* [What to produce]
Please reproduce all of the lines below, word for word and in full.

========================================================================

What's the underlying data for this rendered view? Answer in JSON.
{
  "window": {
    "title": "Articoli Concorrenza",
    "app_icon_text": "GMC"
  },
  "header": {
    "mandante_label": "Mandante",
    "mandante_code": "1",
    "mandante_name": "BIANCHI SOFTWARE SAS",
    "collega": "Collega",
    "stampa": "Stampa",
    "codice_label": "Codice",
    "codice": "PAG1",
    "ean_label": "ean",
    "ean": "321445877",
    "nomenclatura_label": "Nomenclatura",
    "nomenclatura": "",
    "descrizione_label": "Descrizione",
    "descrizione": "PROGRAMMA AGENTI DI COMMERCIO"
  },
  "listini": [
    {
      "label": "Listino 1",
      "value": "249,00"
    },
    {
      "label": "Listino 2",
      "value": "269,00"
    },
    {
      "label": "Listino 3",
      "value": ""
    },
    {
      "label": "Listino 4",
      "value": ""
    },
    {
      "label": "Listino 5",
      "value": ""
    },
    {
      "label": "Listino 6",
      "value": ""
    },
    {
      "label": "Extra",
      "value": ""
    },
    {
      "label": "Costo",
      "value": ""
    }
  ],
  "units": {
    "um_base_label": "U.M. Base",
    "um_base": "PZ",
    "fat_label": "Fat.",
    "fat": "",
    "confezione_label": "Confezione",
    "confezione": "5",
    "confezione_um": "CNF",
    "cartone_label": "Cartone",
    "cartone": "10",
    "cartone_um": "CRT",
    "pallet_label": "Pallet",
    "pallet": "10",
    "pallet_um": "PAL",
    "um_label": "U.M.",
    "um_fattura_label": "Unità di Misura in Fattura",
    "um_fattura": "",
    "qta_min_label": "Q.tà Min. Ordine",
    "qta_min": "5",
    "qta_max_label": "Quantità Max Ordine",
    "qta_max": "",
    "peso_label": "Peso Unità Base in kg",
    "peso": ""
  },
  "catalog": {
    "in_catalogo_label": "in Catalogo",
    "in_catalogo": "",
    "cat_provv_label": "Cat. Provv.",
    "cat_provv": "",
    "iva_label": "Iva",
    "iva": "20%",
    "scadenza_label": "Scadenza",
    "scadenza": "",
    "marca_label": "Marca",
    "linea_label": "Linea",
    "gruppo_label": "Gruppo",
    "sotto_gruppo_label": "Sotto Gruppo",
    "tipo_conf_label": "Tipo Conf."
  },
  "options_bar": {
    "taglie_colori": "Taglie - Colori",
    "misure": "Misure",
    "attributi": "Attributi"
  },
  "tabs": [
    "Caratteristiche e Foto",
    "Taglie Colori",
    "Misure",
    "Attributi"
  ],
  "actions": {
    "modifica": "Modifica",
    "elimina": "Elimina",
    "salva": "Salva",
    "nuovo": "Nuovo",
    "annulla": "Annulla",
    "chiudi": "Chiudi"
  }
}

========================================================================

* [Response below]
What's the underlying data for this rendered view? Answer in JSON.
{
  "window": {
    "title": "Articoli Concorrenza",
    "app_icon_text": "GMC"
  },
  "header": {
    "mandante_label": "Mandante",
    "mandante_code": "1",
    "mandante_name": "BIANCHI SOFTWARE SAS",
    "collega": "Collega",
    "stampa": "Stampa",
    "codice_label": "Codice",
    "codice": "PAG1",
    "ean_label": "ean",
    "ean": "321445877",
    "nomenclatura_label": "Nomenclatura",
    "nomenclatura": "",
    "descrizione_label": "Descrizione",
    "descrizione": "PROGRAMMA AGENTI DI COMMERCIO"
  },
  "listini": [
    {
      "label": "Listino 1",
      "value": "249,00"
    },
    {
      "label": "Listino 2",
      "value": "269,00"
    },
    {
      "label": "Listino 3",
      "value": ""
    },
    {
      "label": "Listino 4",
      "value": ""
    },
    {
      "label": "Listino 5",
      "value": ""
    },
    {
      "label": "Listino 6",
      "value": ""
    },
    {
      "label": "Extra",
      "value": ""
    },
    {
      "label": "Costo",
      "value": ""
    }
  ],
  "units": {
    "um_base_label": "U.M. Base",
    "um_base": "PZ",
    "fat_label": "Fat.",
    "fat": "",
    "confezione_label": "Confezione",
    "confezione": "5",
    "confezione_um": "CNF",
    "cartone_label": "Cartone",
    "cartone": "10",
    "cartone_um": "CRT",
    "pallet_label": "Pallet",
    "pallet": "10",
    "pallet_um": "PAL",
    "um_label": "U.M.",
    "um_fattura_label": "Unità di Misura in Fattura",
    "um_fattura": "",
    "qta_min_label": "Q.tà Min. Ordine",
    "qta_min": "5",
    "qta_max_label": "Quantità Max Ordine",
    "qta_max": "",
    "peso_label": "Peso Unità Base in kg",
    "peso": ""
  },
  "catalog": {
    "in_catalogo_label": "in Catalogo",
    "in_catalogo": "",
    "cat_provv_label": "Cat. Provv.",
    "cat_provv": "",
    "iva_label": "Iva",
    "iva": "20%",
    "scadenza_label": "Scadenza",
    "scadenza": "",
    "marca_label": "Marca",
    "linea_label": "Linea",
    "gruppo_label": "Gruppo",
    "sotto_gruppo_label": "Sotto Gruppo",
    "tipo_conf_label": "Tipo Conf."
  },
  "options_bar": {
    "taglie_colori": "Taglie - Colori",
    "misure": "Misure",
    "attributi": "Attributi"
  },
  "tabs": [
    "Caratteristiche e Foto",
    "Taglie Colori",
    "Misure",
    "Attributi"
  ],
  "actions": {
    "modifica": "Modifica",
    "elimina": "Elimina",
    "salva": "Salva",
    "nuovo": "Nuovo",
    "annulla": "Annulla",
    "chiudi": "Chiudi"
  }
}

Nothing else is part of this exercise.